(Entries from a dataset of interfaces)
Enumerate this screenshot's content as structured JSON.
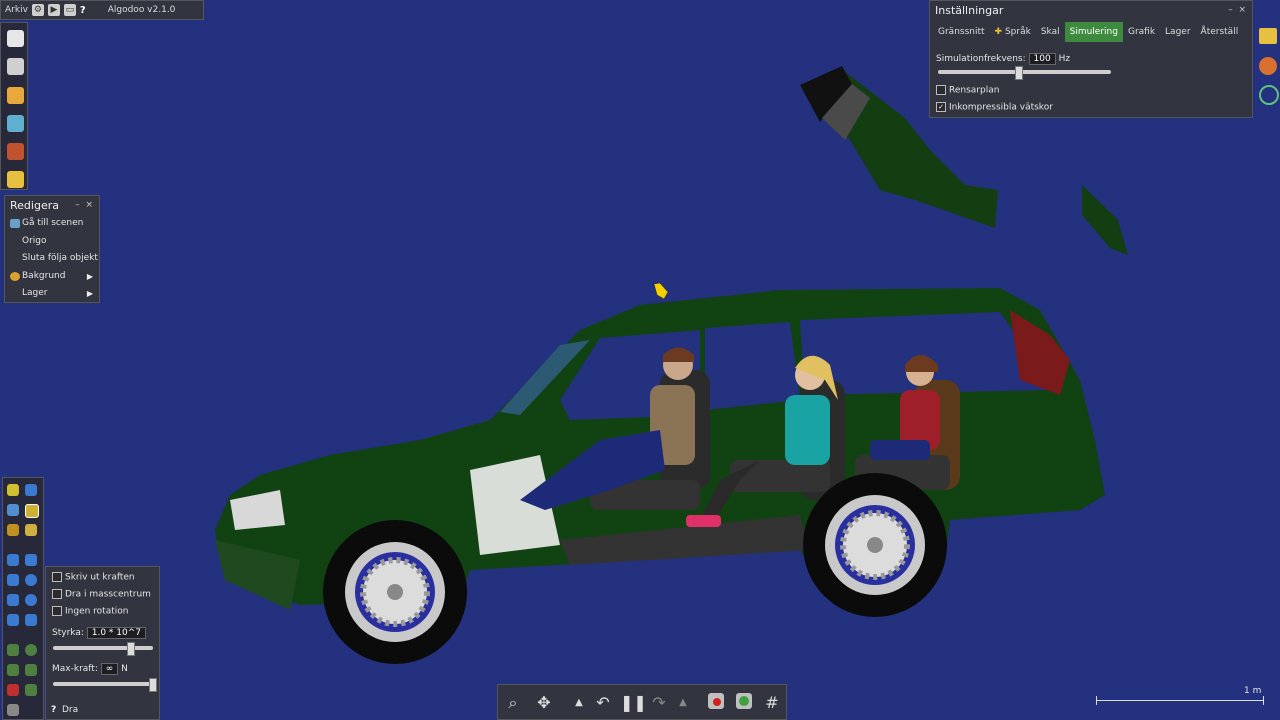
{
  "app": {
    "menu_label": "Arkiv",
    "version": "Algodoo v2.1.0"
  },
  "redigera": {
    "title": "Redigera",
    "items": [
      {
        "label": "Gå till scenen",
        "icon": "scene-icon",
        "submenu": false
      },
      {
        "label": "Origo",
        "submenu": false
      },
      {
        "label": "Sluta följa objekt",
        "submenu": false
      },
      {
        "label": "Bakgrund",
        "icon": "palette-icon",
        "submenu": true
      },
      {
        "label": "Lager",
        "submenu": true
      }
    ]
  },
  "settings": {
    "title": "Inställningar",
    "tabs": [
      "Gränssnitt",
      "Språk",
      "Skal",
      "Simulering",
      "Grafik",
      "Lager",
      "Återställ"
    ],
    "active_tab": "Simulering",
    "frequency_label": "Simulationfrekvens:",
    "frequency_value": "100",
    "frequency_unit": "Hz",
    "frequency_slider": 0.47,
    "checkboxes": [
      {
        "label": "Rensarplan",
        "checked": false
      },
      {
        "label": "Inkompressibla vätskor",
        "checked": true
      }
    ]
  },
  "tool_options": {
    "checkboxes": [
      {
        "label": "Skriv ut kraften",
        "checked": false
      },
      {
        "label": "Dra i masscentrum",
        "checked": false
      },
      {
        "label": "Ingen rotation",
        "checked": false
      }
    ],
    "strength_label": "Styrka:",
    "strength_value": "1.0 * 10^7",
    "strength_slider": 0.78,
    "maxforce_label": "Max-kraft:",
    "maxforce_value": "∞",
    "maxforce_unit": "N",
    "maxforce_slider": 1.0,
    "tool_name": "Dra"
  },
  "scale": {
    "label": "1 m"
  },
  "colors": {
    "background": "#24317f",
    "car_body": "#114211",
    "accent": "#3e8a3e"
  }
}
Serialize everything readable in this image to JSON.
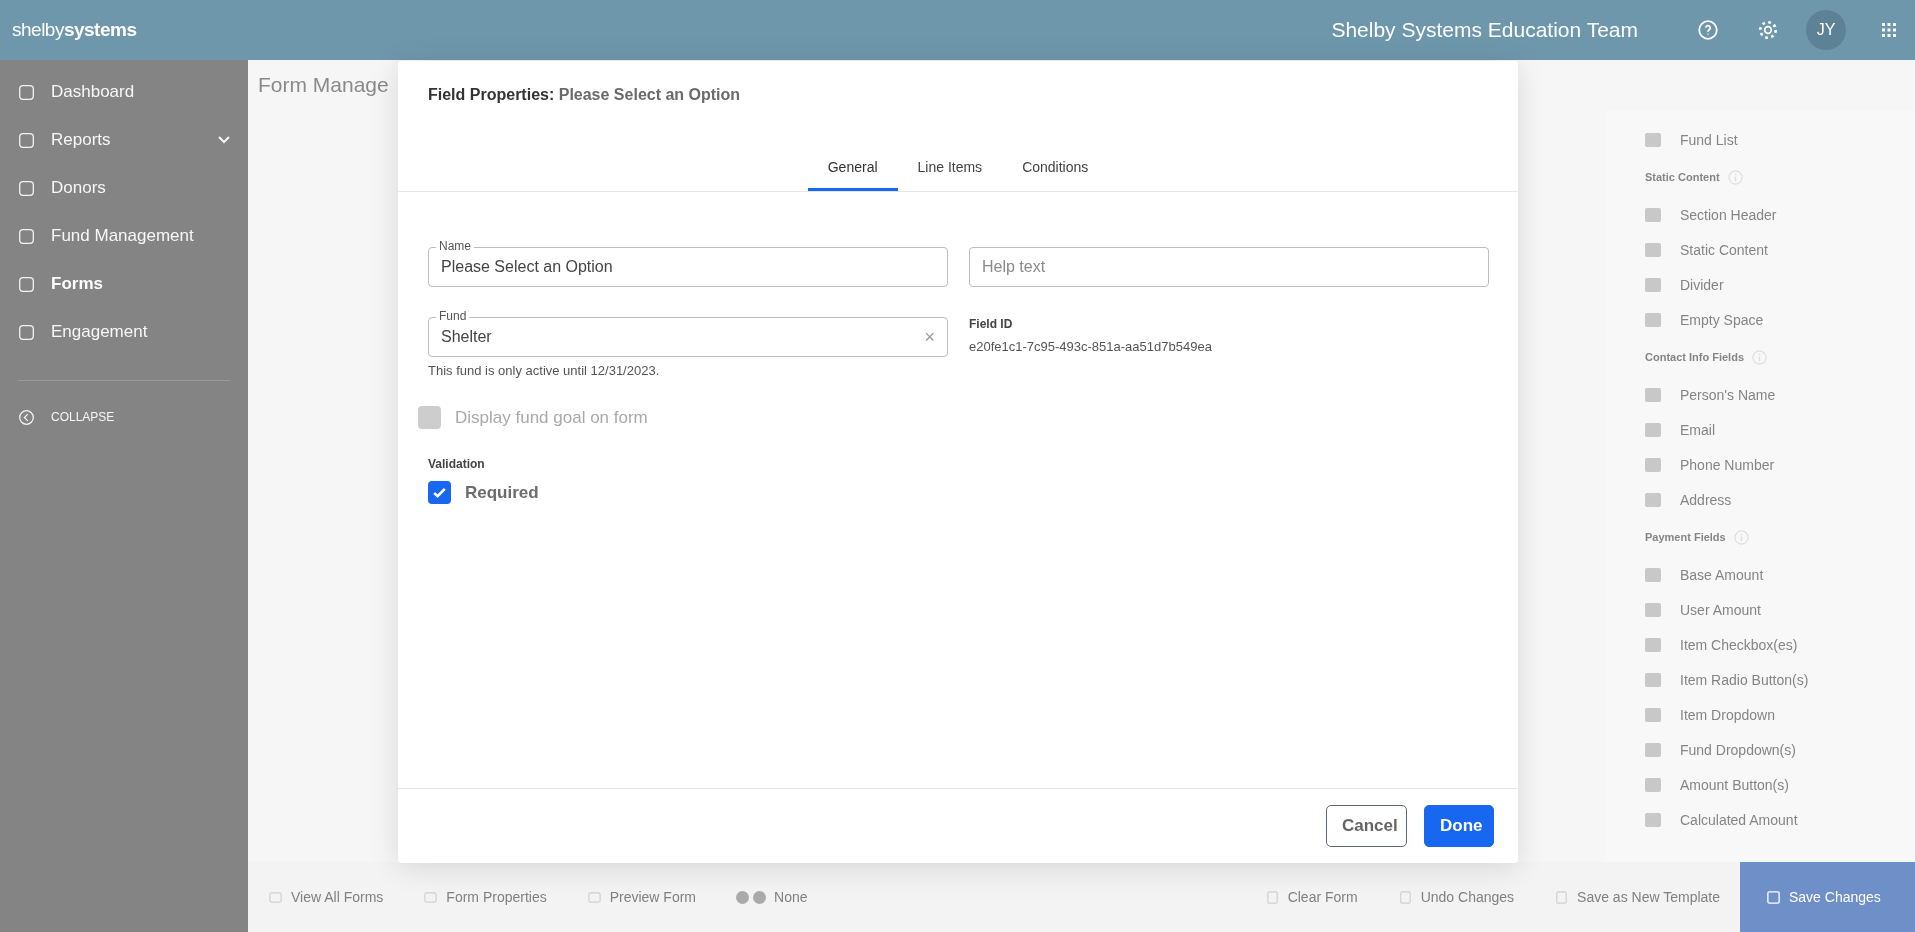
{
  "header": {
    "logo_light": "shelby",
    "logo_bold": "systems",
    "org_name": "Shelby Systems Education Team",
    "avatar_initials": "JY"
  },
  "sidebar": {
    "items": [
      {
        "label": "Dashboard",
        "selected": false,
        "has_submenu": false
      },
      {
        "label": "Reports",
        "selected": false,
        "has_submenu": true
      },
      {
        "label": "Donors",
        "selected": false,
        "has_submenu": false
      },
      {
        "label": "Fund Management",
        "selected": false,
        "has_submenu": false
      },
      {
        "label": "Forms",
        "selected": true,
        "has_submenu": false
      },
      {
        "label": "Engagement",
        "selected": false,
        "has_submenu": false
      }
    ],
    "collapse_label": "COLLAPSE"
  },
  "page_title": "Form Manage",
  "palette": {
    "partial_item": "Fund List",
    "sections": [
      {
        "title": "Static Content",
        "items": [
          "Section Header",
          "Static Content",
          "Divider",
          "Empty Space"
        ]
      },
      {
        "title": "Contact Info Fields",
        "items": [
          "Person's Name",
          "Email",
          "Phone Number",
          "Address"
        ]
      },
      {
        "title": "Payment Fields",
        "items": [
          "Base Amount",
          "User Amount",
          "Item Checkbox(es)",
          "Item Radio Button(s)",
          "Item Dropdown",
          "Fund Dropdown(s)",
          "Amount Button(s)",
          "Calculated Amount"
        ]
      }
    ]
  },
  "modal": {
    "title_label": "Field Properties:",
    "title_value": "Please Select an Option",
    "tabs": [
      {
        "label": "General",
        "selected": true
      },
      {
        "label": "Line Items",
        "selected": false
      },
      {
        "label": "Conditions",
        "selected": false
      }
    ],
    "name_field": {
      "label": "Name",
      "value": "Please Select an Option"
    },
    "help_field": {
      "placeholder": "Help text"
    },
    "fund_field": {
      "label": "Fund",
      "value": "Shelter",
      "clear_glyph": "×",
      "hint": "This fund is only active until 12/31/2023."
    },
    "field_id": {
      "label": "Field ID",
      "value": "e20fe1c1-7c95-493c-851a-aa51d7b549ea"
    },
    "display_goal": {
      "label": "Display fund goal on form",
      "checked": false,
      "disabled": true
    },
    "validation_label": "Validation",
    "required": {
      "label": "Required",
      "checked": true,
      "disabled": false
    },
    "buttons": [
      {
        "label": "Cancel",
        "kind": "secondary"
      },
      {
        "label": "Done",
        "kind": "primary"
      }
    ]
  },
  "bottom_bar": {
    "left": [
      "View All Forms",
      "Form Properties",
      "Preview Form"
    ],
    "toggle_label": "None",
    "right": [
      "Clear Form",
      "Undo Changes",
      "Save as New Template"
    ],
    "save": "Save Changes"
  }
}
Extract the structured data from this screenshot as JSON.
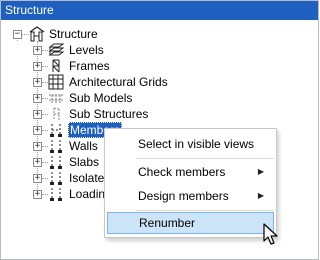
{
  "panel": {
    "title": "Structure"
  },
  "tree": {
    "root": {
      "label": "Structure",
      "expander": "−"
    },
    "items": [
      {
        "label": "Levels",
        "expander": "+",
        "icon": "levels-icon"
      },
      {
        "label": "Frames",
        "expander": "+",
        "icon": "frames-icon"
      },
      {
        "label": "Architectural Grids",
        "expander": "+",
        "icon": "grid-icon"
      },
      {
        "label": "Sub Models",
        "expander": "+",
        "icon": "sub-models-icon"
      },
      {
        "label": "Sub Structures",
        "expander": "+",
        "icon": "sub-structures-icon"
      },
      {
        "label": "Members",
        "expander": "+",
        "icon": "members-icon",
        "selected": true
      },
      {
        "label": "Walls",
        "expander": "+",
        "icon": "walls-icon"
      },
      {
        "label": "Slabs",
        "expander": "+",
        "icon": "slabs-icon"
      },
      {
        "label": "Isolated",
        "expander": "+",
        "icon": "isolated-icon"
      },
      {
        "label": "Loading",
        "expander": "+",
        "icon": "loading-icon"
      }
    ]
  },
  "context_menu": {
    "items": [
      {
        "label": "Select in visible views",
        "submenu": false
      },
      {
        "label": "Check members",
        "submenu": true
      },
      {
        "label": "Design members",
        "submenu": true
      },
      {
        "label": "Renumber",
        "submenu": false,
        "hovered": true
      }
    ],
    "submenu_arrow": "▶"
  },
  "colors": {
    "title_bar": "#1f5fbf",
    "selection": "#1f5fbf",
    "menu_hover": "#cce4f7",
    "menu_hover_border": "#7eb4ea"
  }
}
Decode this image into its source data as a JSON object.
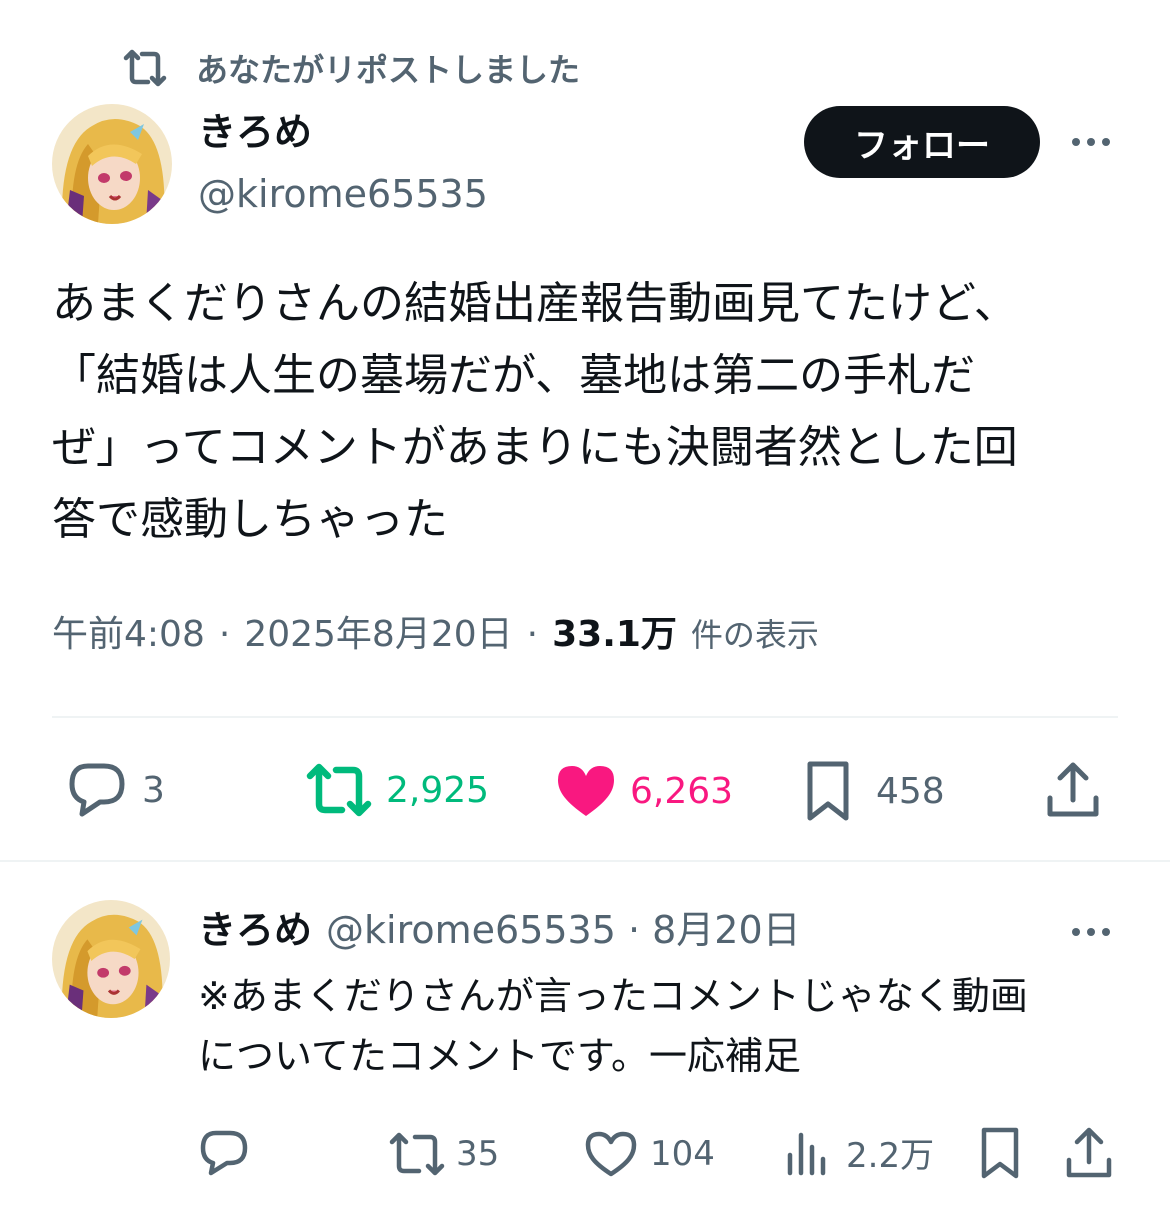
{
  "repost_banner": {
    "icon": "repost-icon",
    "text": "あなたがリポストしました"
  },
  "tweet": {
    "author_name": "きろめ",
    "author_handle": "@kirome65535",
    "follow_label": "フォロー",
    "text": "あまくだりさんの結婚出産報告動画見てたけど、\n「結婚は人生の墓場だが、墓地は第二の手札だ\nぜ」ってコメントがあまりにも決闘者然とした回\n答で感動しちゃった",
    "time": "午前4:08",
    "date": "2025年8月20日",
    "separator": "·",
    "views": "33.1万",
    "views_label": "件の表示",
    "stats": {
      "replies": "3",
      "reposts": "2,925",
      "likes": "6,263",
      "bookmarks": "458"
    }
  },
  "reply": {
    "author_name": "きろめ",
    "meta": "@kirome65535 · 8月20日",
    "text": "※あまくだりさんが言ったコメントじゃなく動画\nについてたコメントです。一応補足",
    "stats": {
      "reposts": "35",
      "likes": "104",
      "views": "2.2万"
    }
  },
  "colors": {
    "text": "#0f1419",
    "secondary": "#536471",
    "repost_green": "#00ba7c",
    "like_pink": "#f91880",
    "divider": "#eff3f4"
  }
}
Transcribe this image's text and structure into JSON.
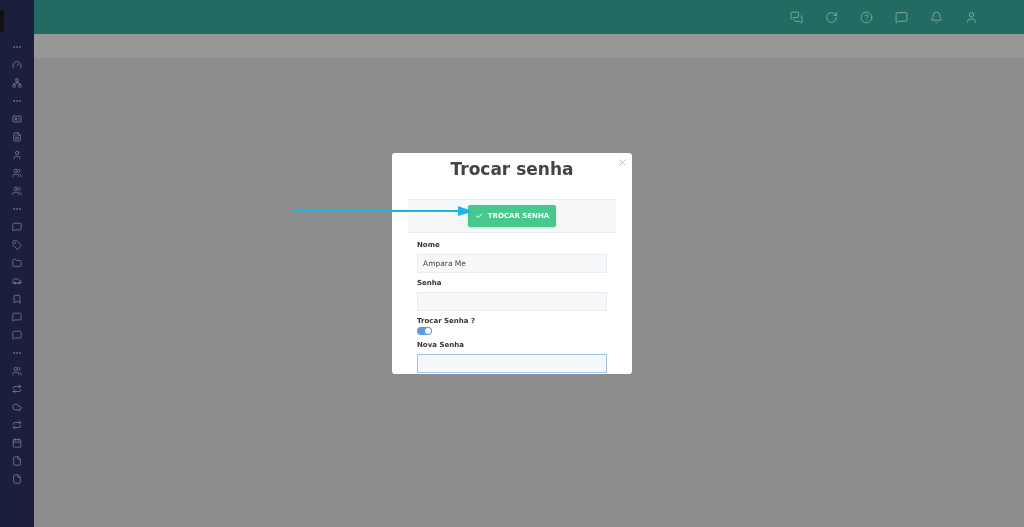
{
  "modal": {
    "title": "Trocar senha",
    "submit_button": {
      "label": "TROCAR SENHA"
    },
    "fields": [
      {
        "kind": "text",
        "label": "Nome",
        "value": "Ampara Me",
        "focused": false
      },
      {
        "kind": "text",
        "label": "Senha",
        "focused": false
      },
      {
        "kind": "toggle",
        "label": "Trocar Senha ?",
        "on": true
      },
      {
        "kind": "text",
        "label": "Nova Senha",
        "focused": true
      }
    ]
  }
}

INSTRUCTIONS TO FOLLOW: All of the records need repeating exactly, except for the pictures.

YOUR SOLUTION:
Enumerate this screenshot's content as structured JSON.
{
  "app": {
    "menu_label": "Arkiv",
    "version": "Algodoo v2.1.0"
  },
  "redigera": {
    "title": "Redigera",
    "items": [
      {
        "label": "Gå till scenen",
        "icon": "scene-icon",
        "submenu": false
      },
      {
        "label": "Origo",
        "submenu": false
      },
      {
        "label": "Sluta följa objekt",
        "submenu": false
      },
      {
        "label": "Bakgrund",
        "icon": "palette-icon",
        "submenu": true
      },
      {
        "label": "Lager",
        "submenu": true
      }
    ]
  },
  "settings": {
    "title": "Inställningar",
    "tabs": [
      "Gränssnitt",
      "Språk",
      "Skal",
      "Simulering",
      "Grafik",
      "Lager",
      "Återställ"
    ],
    "active_tab": "Simulering",
    "frequency_label": "Simulationfrekvens:",
    "frequency_value": "100",
    "frequency_unit": "Hz",
    "frequency_slider": 0.47,
    "checkboxes": [
      {
        "label": "Rensarplan",
        "checked": false
      },
      {
        "label": "Inkompressibla vätskor",
        "checked": true
      }
    ]
  },
  "tool_options": {
    "checkboxes": [
      {
        "label": "Skriv ut kraften",
        "checked": false
      },
      {
        "label": "Dra i masscentrum",
        "checked": false
      },
      {
        "label": "Ingen rotation",
        "checked": false
      }
    ],
    "strength_label": "Styrka:",
    "strength_value": "1.0 * 10^7",
    "strength_slider": 0.78,
    "maxforce_label": "Max-kraft:",
    "maxforce_value": "∞",
    "maxforce_unit": "N",
    "maxforce_slider": 1.0,
    "tool_name": "Dra"
  },
  "scale": {
    "label": "1 m"
  },
  "colors": {
    "background": "#24317f",
    "car_body": "#114211",
    "accent": "#3e8a3e"
  }
}
Serialize everything readable in this image to JSON.
{
  "header": {
    "logo_light": "shelby",
    "logo_bold": "systems",
    "org_name": "Shelby Systems Education Team",
    "avatar_initials": "JY"
  },
  "sidebar": {
    "items": [
      {
        "label": "Dashboard",
        "selected": false,
        "has_submenu": false
      },
      {
        "label": "Reports",
        "selected": false,
        "has_submenu": true
      },
      {
        "label": "Donors",
        "selected": false,
        "has_submenu": false
      },
      {
        "label": "Fund Management",
        "selected": false,
        "has_submenu": false
      },
      {
        "label": "Forms",
        "selected": true,
        "has_submenu": false
      },
      {
        "label": "Engagement",
        "selected": false,
        "has_submenu": false
      }
    ],
    "collapse_label": "COLLAPSE"
  },
  "page_title": "Form Manage",
  "palette": {
    "partial_item": "Fund List",
    "sections": [
      {
        "title": "Static Content",
        "items": [
          "Section Header",
          "Static Content",
          "Divider",
          "Empty Space"
        ]
      },
      {
        "title": "Contact Info Fields",
        "items": [
          "Person's Name",
          "Email",
          "Phone Number",
          "Address"
        ]
      },
      {
        "title": "Payment Fields",
        "items": [
          "Base Amount",
          "User Amount",
          "Item Checkbox(es)",
          "Item Radio Button(s)",
          "Item Dropdown",
          "Fund Dropdown(s)",
          "Amount Button(s)",
          "Calculated Amount"
        ]
      }
    ]
  },
  "modal": {
    "title_label": "Field Properties:",
    "title_value": "Please Select an Option",
    "tabs": [
      {
        "label": "General",
        "selected": true
      },
      {
        "label": "Line Items",
        "selected": false
      },
      {
        "label": "Conditions",
        "selected": false
      }
    ],
    "name_field": {
      "label": "Name",
      "value": "Please Select an Option"
    },
    "help_field": {
      "placeholder": "Help text"
    },
    "fund_field": {
      "label": "Fund",
      "value": "Shelter",
      "clear_glyph": "×",
      "hint": "This fund is only active until 12/31/2023."
    },
    "field_id": {
      "label": "Field ID",
      "value": "e20fe1c1-7c95-493c-851a-aa51d7b549ea"
    },
    "display_goal": {
      "label": "Display fund goal on form",
      "checked": false,
      "disabled": true
    },
    "validation_label": "Validation",
    "required": {
      "label": "Required",
      "checked": true,
      "disabled": false
    },
    "buttons": [
      {
        "label": "Cancel",
        "kind": "secondary"
      },
      {
        "label": "Done",
        "kind": "primary"
      }
    ]
  },
  "bottom_bar": {
    "left": [
      "View All Forms",
      "Form Properties",
      "Preview Form"
    ],
    "toggle_label": "None",
    "right": [
      "Clear Form",
      "Undo Changes",
      "Save as New Template"
    ],
    "save": "Save Changes"
  }
}
Extract the structured data from this screenshot as JSON.
{
  "panel": {
    "title": "Structure"
  },
  "tree": {
    "root": {
      "label": "Structure",
      "expander": "−"
    },
    "items": [
      {
        "label": "Levels",
        "expander": "+",
        "icon": "levels-icon"
      },
      {
        "label": "Frames",
        "expander": "+",
        "icon": "frames-icon"
      },
      {
        "label": "Architectural Grids",
        "expander": "+",
        "icon": "grid-icon"
      },
      {
        "label": "Sub Models",
        "expander": "+",
        "icon": "sub-models-icon"
      },
      {
        "label": "Sub Structures",
        "expander": "+",
        "icon": "sub-structures-icon"
      },
      {
        "label": "Members",
        "expander": "+",
        "icon": "members-icon",
        "selected": true
      },
      {
        "label": "Walls",
        "expander": "+",
        "icon": "walls-icon"
      },
      {
        "label": "Slabs",
        "expander": "+",
        "icon": "slabs-icon"
      },
      {
        "label": "Isolated",
        "expander": "+",
        "icon": "isolated-icon"
      },
      {
        "label": "Loading",
        "expander": "+",
        "icon": "loading-icon"
      }
    ]
  },
  "context_menu": {
    "items": [
      {
        "label": "Select in visible views",
        "submenu": false
      },
      {
        "label": "Check members",
        "submenu": true
      },
      {
        "label": "Design members",
        "submenu": true
      },
      {
        "label": "Renumber",
        "submenu": false,
        "hovered": true
      }
    ],
    "submenu_arrow": "▶"
  },
  "colors": {
    "title_bar": "#1f5fbf",
    "selection": "#1f5fbf",
    "menu_hover": "#cce4f7",
    "menu_hover_border": "#7eb4ea"
  }
}
Decode this image into its source data as a JSON object.
{
  "repost_banner": {
    "icon": "repost-icon",
    "text": "あなたがリポストしました"
  },
  "tweet": {
    "author_name": "きろめ",
    "author_handle": "@kirome65535",
    "follow_label": "フォロー",
    "text": "あまくだりさんの結婚出産報告動画見てたけど、\n「結婚は人生の墓場だが、墓地は第二の手札だ\nぜ」ってコメントがあまりにも決闘者然とした回\n答で感動しちゃった",
    "time": "午前4:08",
    "date": "2025年8月20日",
    "separator": "·",
    "views": "33.1万",
    "views_label": "件の表示",
    "stats": {
      "replies": "3",
      "reposts": "2,925",
      "likes": "6,263",
      "bookmarks": "458"
    }
  },
  "reply": {
    "author_name": "きろめ",
    "meta": "@kirome65535 · 8月20日",
    "text": "※あまくだりさんが言ったコメントじゃなく動画\nについてたコメントです。一応補足",
    "stats": {
      "reposts": "35",
      "likes": "104",
      "views": "2.2万"
    }
  },
  "colors": {
    "text": "#0f1419",
    "secondary": "#536471",
    "repost_green": "#00ba7c",
    "like_pink": "#f91880",
    "divider": "#eff3f4"
  }
}
Transcribe this image's text and structure into JSON.
{
  "modal": {
    "title": "Trocar senha",
    "submit_button": {
      "label": "TROCAR SENHA"
    },
    "fields": [
      {
        "kind": "text",
        "label": "Nome",
        "value": "Ampara Me",
        "focused": false
      },
      {
        "kind": "text",
        "label": "Senha",
        "focused": false
      },
      {
        "kind": "toggle",
        "label": "Trocar Senha ?",
        "on": true
      },
      {
        "kind": "text",
        "label": "Nova Senha",
        "focused": true
      }
    ]
  }
}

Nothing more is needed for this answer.